• _What this task involves_:
When you copy the entries, omit the images and keep every word as it is.

• _Information given_:
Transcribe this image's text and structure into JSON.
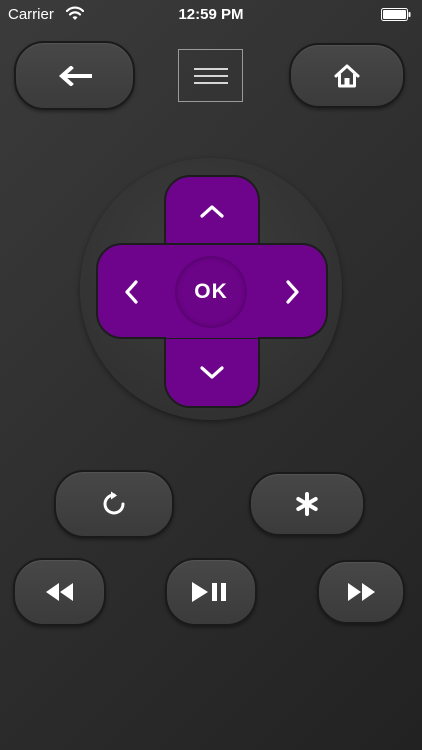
{
  "status_bar": {
    "carrier": "Carrier",
    "time": "12:59 PM",
    "wifi_icon": "wifi-icon",
    "battery_icon": "battery-icon"
  },
  "nav": {
    "back_icon": "back-arrow-icon",
    "menu_icon": "hamburger-menu-icon",
    "home_icon": "home-icon"
  },
  "dpad": {
    "ok_label": "OK",
    "up_icon": "chevron-up-icon",
    "down_icon": "chevron-down-icon",
    "left_icon": "chevron-left-icon",
    "right_icon": "chevron-right-icon"
  },
  "controls": {
    "replay_icon": "replay-icon",
    "options_icon": "asterisk-icon",
    "rewind_icon": "rewind-icon",
    "play_pause_icon": "play-pause-icon",
    "fast_forward_icon": "fast-forward-icon"
  },
  "colors": {
    "accent": "#6e048b",
    "background": "#2e2e2e",
    "button": "#424242",
    "icon": "#ffffff"
  }
}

• _Written response_:
Transcribe this image's text and structure into JSON.
{
  "status_bar": {
    "carrier": "Carrier",
    "time": "12:59 PM",
    "wifi_icon": "wifi-icon",
    "battery_icon": "battery-icon"
  },
  "nav": {
    "back_icon": "back-arrow-icon",
    "menu_icon": "hamburger-menu-icon",
    "home_icon": "home-icon"
  },
  "dpad": {
    "ok_label": "OK",
    "up_icon": "chevron-up-icon",
    "down_icon": "chevron-down-icon",
    "left_icon": "chevron-left-icon",
    "right_icon": "chevron-right-icon"
  },
  "controls": {
    "replay_icon": "replay-icon",
    "options_icon": "asterisk-icon",
    "rewind_icon": "rewind-icon",
    "play_pause_icon": "play-pause-icon",
    "fast_forward_icon": "fast-forward-icon"
  },
  "colors": {
    "accent": "#6e048b",
    "background": "#2e2e2e",
    "button": "#424242",
    "icon": "#ffffff"
  }
}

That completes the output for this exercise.